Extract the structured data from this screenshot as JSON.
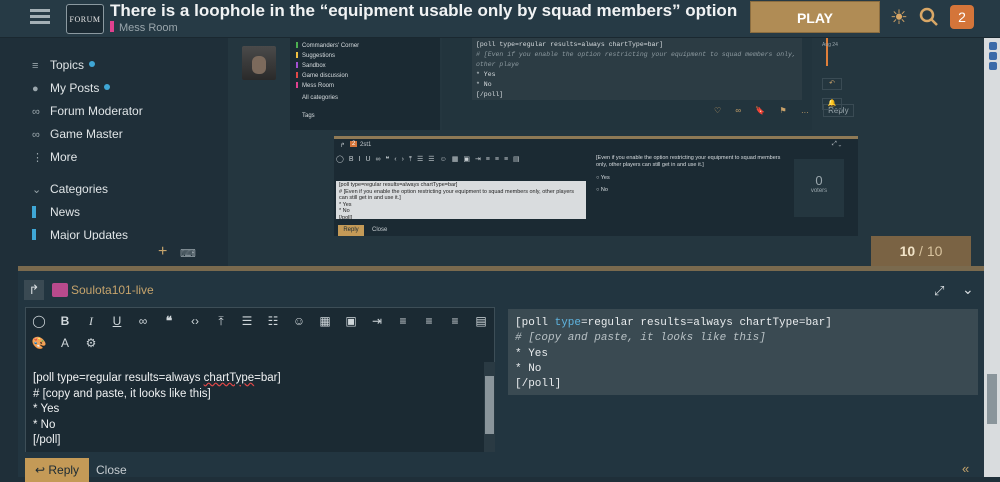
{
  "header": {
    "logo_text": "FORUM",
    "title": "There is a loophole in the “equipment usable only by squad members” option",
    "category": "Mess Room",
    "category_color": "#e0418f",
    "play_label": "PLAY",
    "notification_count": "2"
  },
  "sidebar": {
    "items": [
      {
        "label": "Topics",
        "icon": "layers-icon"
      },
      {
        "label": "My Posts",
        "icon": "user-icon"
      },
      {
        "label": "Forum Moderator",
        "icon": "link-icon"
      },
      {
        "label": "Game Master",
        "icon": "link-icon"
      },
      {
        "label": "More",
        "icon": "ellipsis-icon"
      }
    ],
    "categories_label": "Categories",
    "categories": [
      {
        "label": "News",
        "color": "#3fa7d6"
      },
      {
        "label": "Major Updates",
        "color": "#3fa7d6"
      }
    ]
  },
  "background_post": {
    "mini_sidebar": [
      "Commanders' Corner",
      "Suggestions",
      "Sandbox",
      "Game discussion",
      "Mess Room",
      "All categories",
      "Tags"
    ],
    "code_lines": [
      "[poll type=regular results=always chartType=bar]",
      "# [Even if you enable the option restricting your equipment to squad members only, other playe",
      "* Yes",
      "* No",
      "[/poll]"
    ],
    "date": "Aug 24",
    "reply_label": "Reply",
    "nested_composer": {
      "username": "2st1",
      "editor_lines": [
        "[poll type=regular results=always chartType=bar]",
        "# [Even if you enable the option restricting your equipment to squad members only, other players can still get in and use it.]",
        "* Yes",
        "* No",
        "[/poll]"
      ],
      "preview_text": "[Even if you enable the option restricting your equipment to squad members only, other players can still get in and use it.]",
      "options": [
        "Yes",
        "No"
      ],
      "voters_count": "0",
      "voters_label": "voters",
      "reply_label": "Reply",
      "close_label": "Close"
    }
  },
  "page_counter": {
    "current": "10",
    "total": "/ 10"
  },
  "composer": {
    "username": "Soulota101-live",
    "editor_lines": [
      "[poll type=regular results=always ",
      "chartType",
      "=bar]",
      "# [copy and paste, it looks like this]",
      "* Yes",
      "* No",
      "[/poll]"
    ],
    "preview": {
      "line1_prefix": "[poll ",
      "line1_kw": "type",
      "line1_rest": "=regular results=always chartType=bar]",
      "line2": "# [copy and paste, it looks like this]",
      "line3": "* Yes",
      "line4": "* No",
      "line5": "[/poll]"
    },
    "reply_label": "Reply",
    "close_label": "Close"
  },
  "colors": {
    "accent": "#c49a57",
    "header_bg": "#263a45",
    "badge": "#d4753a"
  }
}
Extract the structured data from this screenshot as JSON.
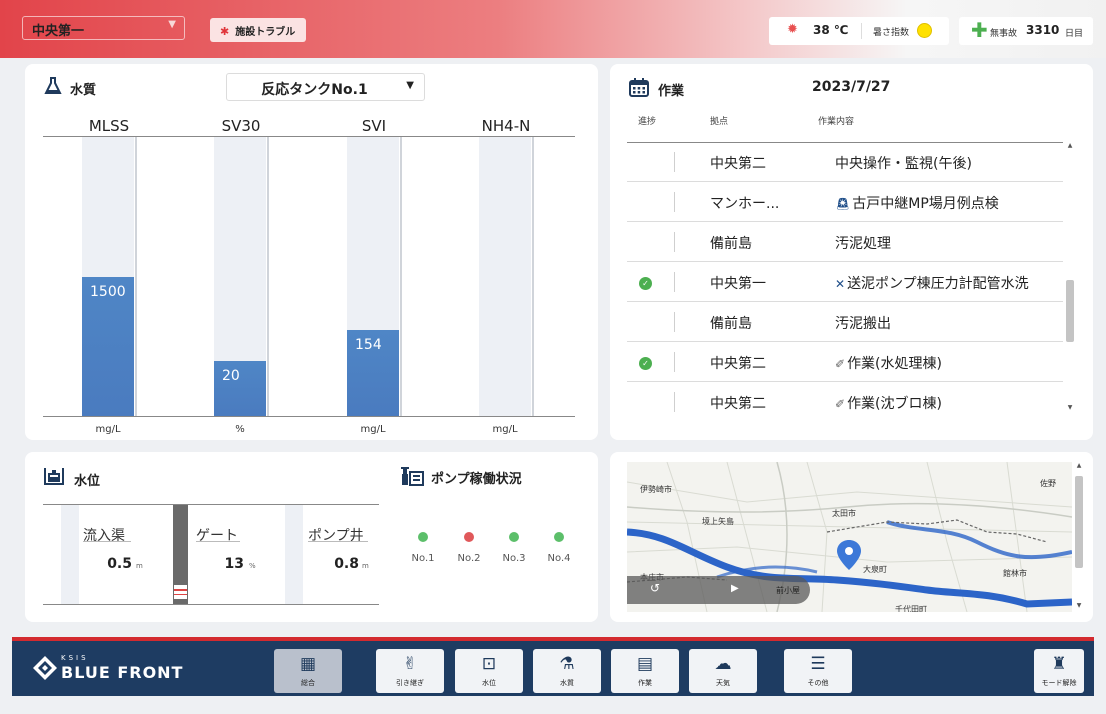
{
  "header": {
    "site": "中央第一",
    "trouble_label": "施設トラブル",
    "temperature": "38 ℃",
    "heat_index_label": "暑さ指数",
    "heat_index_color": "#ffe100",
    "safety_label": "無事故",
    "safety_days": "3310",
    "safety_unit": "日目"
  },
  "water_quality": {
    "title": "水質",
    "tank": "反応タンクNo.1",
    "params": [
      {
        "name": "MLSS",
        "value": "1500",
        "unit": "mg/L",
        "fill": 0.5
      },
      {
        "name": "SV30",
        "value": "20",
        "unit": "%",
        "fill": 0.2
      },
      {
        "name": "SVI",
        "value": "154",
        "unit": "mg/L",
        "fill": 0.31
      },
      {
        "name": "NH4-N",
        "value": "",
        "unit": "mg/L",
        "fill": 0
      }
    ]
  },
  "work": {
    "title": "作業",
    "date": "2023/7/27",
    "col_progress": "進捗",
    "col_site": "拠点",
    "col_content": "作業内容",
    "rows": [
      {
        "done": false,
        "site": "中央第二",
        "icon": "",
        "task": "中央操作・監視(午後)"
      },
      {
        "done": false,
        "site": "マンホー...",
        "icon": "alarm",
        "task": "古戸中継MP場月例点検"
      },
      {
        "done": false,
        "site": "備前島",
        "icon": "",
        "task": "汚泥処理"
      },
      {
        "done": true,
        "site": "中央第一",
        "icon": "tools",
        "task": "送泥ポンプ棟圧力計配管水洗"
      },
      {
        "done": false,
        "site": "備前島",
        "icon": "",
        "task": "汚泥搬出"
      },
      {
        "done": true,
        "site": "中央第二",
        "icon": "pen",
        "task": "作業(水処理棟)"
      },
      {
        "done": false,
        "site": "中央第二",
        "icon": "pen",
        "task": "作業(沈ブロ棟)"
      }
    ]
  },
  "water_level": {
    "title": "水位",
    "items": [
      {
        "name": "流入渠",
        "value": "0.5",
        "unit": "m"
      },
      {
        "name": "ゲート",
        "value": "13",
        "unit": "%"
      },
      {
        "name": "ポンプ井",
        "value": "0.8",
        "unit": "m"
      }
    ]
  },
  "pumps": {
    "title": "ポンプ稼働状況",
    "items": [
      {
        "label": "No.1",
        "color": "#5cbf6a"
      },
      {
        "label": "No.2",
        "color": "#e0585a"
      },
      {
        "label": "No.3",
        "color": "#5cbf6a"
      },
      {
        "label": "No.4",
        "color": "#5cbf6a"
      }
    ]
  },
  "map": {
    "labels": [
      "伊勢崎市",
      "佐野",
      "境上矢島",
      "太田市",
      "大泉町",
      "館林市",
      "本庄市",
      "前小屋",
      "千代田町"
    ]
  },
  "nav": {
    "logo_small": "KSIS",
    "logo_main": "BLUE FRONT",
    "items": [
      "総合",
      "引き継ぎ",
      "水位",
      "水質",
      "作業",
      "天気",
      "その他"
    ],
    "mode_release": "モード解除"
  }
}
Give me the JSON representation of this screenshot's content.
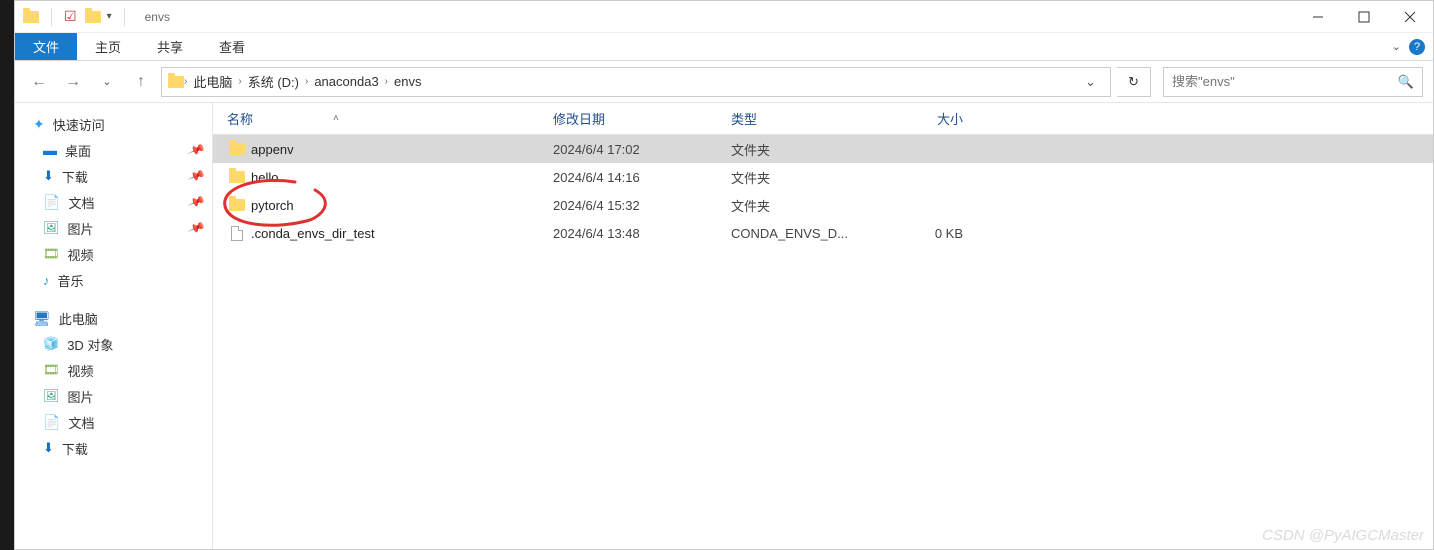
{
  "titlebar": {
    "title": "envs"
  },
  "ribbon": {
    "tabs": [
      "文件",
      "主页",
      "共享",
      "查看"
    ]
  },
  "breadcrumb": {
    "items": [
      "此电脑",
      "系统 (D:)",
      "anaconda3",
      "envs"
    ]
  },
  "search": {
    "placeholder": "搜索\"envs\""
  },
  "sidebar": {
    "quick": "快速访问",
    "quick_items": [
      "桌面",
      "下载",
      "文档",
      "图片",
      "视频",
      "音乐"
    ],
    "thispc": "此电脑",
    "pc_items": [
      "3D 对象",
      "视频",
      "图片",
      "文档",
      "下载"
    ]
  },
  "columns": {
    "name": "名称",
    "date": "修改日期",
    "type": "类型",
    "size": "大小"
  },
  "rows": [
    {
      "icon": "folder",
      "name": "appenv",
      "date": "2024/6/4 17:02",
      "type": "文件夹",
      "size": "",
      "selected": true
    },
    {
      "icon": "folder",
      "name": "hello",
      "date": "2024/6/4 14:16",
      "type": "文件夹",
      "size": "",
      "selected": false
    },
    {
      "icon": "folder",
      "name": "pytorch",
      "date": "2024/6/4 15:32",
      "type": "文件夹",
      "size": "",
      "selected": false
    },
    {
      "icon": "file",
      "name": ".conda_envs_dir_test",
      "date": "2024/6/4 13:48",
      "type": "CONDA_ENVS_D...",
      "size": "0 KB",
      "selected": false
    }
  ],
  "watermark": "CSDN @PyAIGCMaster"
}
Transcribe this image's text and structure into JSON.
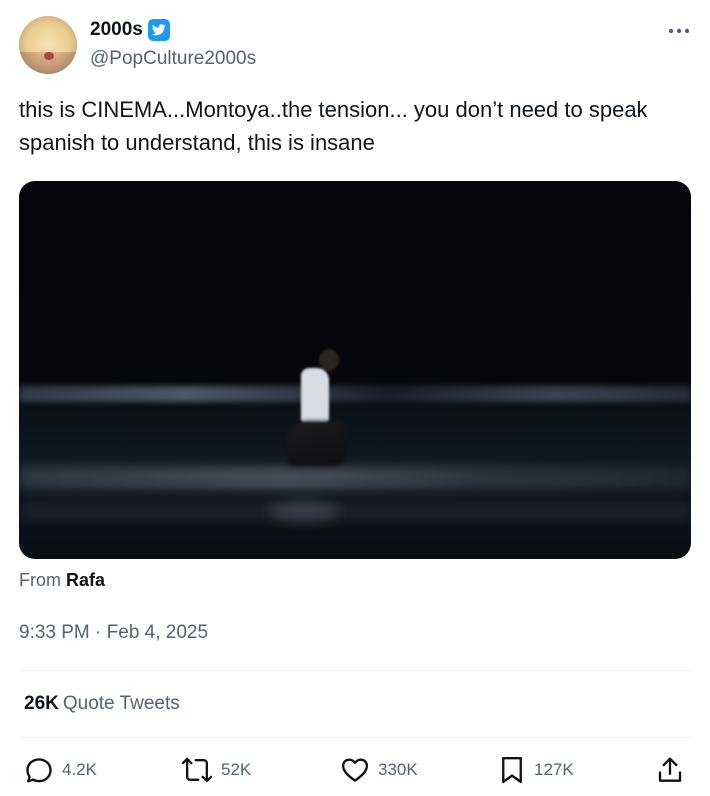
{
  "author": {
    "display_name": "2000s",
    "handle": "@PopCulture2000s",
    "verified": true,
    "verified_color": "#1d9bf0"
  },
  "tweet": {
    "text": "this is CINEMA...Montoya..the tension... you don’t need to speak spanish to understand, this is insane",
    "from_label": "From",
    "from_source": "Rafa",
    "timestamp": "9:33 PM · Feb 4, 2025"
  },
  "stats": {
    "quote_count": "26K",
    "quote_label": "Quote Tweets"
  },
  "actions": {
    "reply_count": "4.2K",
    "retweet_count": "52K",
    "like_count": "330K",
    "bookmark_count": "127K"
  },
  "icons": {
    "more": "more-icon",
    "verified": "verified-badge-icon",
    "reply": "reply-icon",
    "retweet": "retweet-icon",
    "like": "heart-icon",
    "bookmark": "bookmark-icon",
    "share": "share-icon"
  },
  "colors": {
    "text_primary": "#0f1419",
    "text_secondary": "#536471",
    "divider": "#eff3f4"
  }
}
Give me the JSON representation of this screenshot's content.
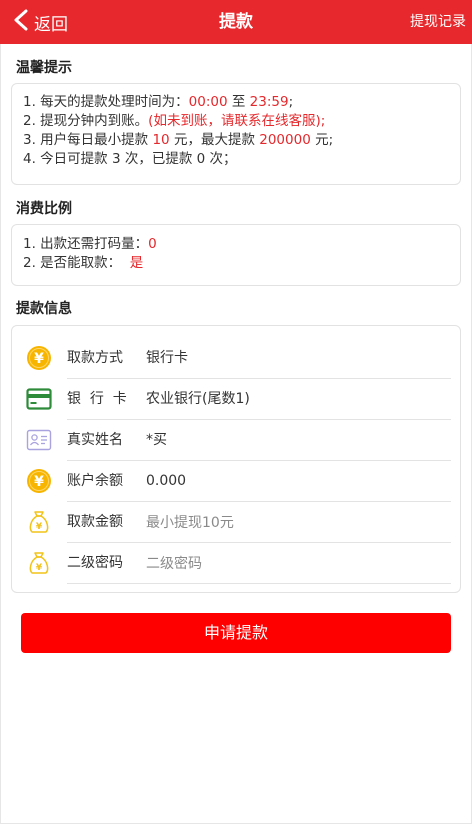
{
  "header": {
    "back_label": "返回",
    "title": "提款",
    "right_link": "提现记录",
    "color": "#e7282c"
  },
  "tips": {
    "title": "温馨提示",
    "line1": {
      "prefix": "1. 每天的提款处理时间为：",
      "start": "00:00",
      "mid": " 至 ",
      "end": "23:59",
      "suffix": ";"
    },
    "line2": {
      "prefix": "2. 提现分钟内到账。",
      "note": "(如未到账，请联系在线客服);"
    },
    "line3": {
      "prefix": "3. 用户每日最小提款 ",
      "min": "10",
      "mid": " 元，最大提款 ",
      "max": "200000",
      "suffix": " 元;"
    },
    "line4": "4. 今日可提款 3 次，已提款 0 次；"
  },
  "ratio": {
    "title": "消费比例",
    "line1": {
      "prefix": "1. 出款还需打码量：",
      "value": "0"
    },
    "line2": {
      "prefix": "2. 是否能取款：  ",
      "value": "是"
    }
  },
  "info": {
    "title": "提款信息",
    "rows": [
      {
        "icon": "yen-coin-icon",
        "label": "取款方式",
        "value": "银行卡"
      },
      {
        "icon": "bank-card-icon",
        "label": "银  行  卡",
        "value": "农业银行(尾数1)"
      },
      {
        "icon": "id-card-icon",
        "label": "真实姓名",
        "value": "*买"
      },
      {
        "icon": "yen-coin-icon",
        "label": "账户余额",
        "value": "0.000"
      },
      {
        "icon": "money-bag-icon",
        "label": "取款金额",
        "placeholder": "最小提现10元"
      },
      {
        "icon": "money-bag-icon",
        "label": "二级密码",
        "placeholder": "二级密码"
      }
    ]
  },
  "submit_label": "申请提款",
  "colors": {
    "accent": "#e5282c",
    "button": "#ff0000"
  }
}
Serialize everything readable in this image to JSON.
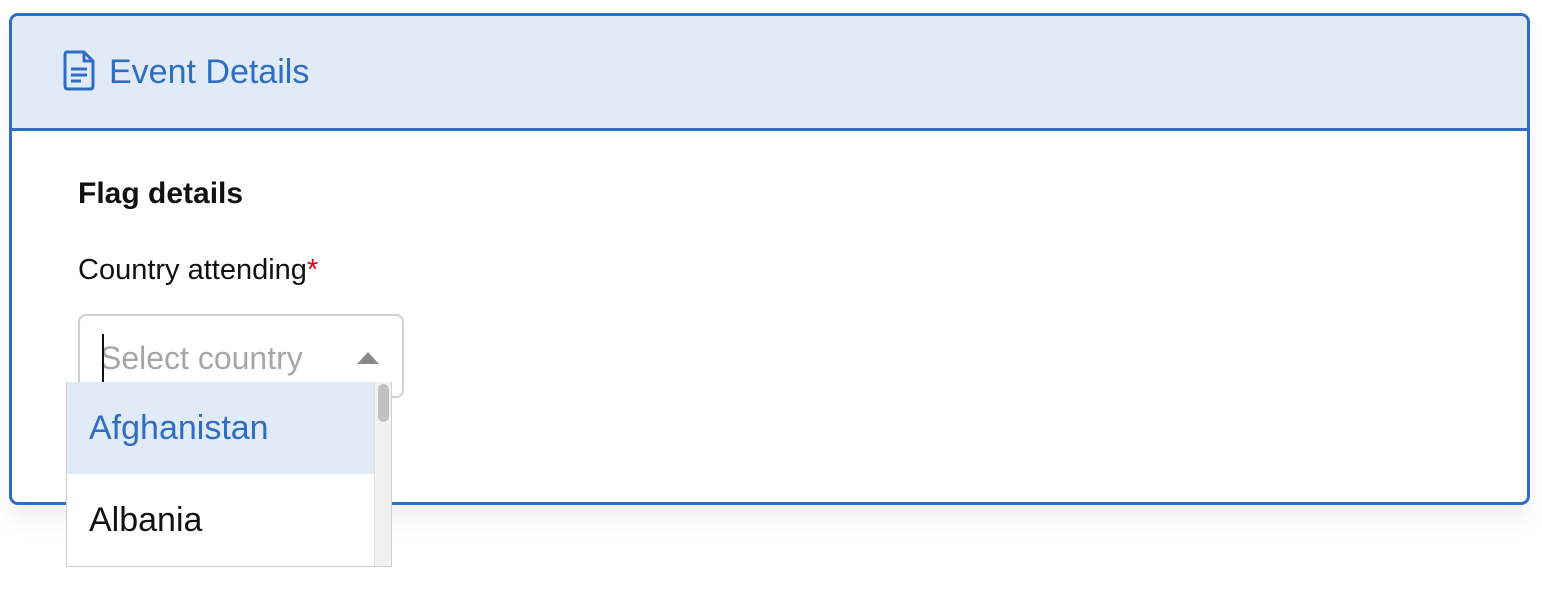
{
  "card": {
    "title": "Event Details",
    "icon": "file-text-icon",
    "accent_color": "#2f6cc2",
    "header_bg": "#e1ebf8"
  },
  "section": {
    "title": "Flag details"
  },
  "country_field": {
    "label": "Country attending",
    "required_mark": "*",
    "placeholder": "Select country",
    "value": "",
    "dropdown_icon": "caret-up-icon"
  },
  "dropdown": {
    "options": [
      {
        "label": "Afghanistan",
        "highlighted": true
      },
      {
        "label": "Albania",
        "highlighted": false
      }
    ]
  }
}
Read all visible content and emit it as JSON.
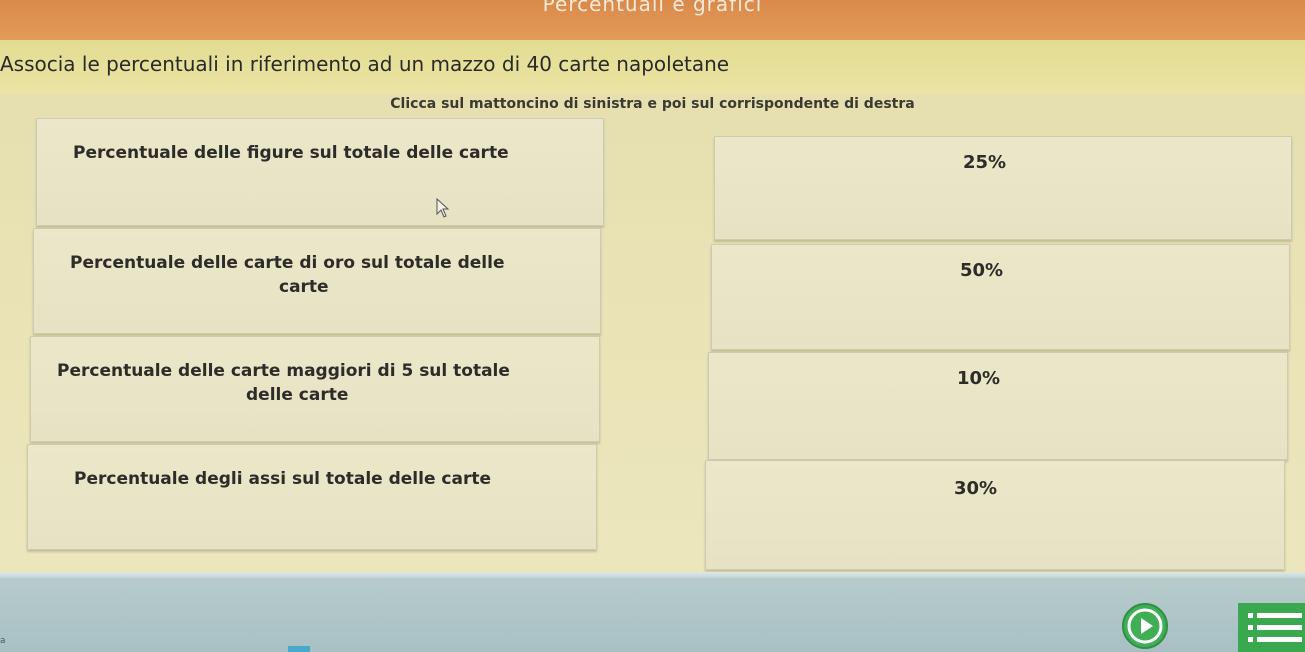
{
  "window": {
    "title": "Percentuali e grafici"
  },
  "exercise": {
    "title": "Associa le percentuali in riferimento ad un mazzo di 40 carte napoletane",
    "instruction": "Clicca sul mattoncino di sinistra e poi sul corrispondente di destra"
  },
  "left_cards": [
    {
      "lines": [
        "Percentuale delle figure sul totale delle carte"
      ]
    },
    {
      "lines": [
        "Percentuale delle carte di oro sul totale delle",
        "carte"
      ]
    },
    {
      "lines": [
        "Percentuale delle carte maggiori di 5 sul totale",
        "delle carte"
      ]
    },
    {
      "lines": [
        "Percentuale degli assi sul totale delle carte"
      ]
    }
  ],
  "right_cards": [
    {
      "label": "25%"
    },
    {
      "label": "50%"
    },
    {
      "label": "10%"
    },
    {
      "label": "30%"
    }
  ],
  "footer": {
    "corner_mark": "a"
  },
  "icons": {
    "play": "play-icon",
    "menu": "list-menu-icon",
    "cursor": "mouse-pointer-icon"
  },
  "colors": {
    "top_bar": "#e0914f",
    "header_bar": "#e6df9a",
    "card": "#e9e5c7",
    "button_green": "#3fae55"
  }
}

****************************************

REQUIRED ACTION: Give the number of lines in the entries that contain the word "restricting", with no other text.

ANSWER SECTION: 3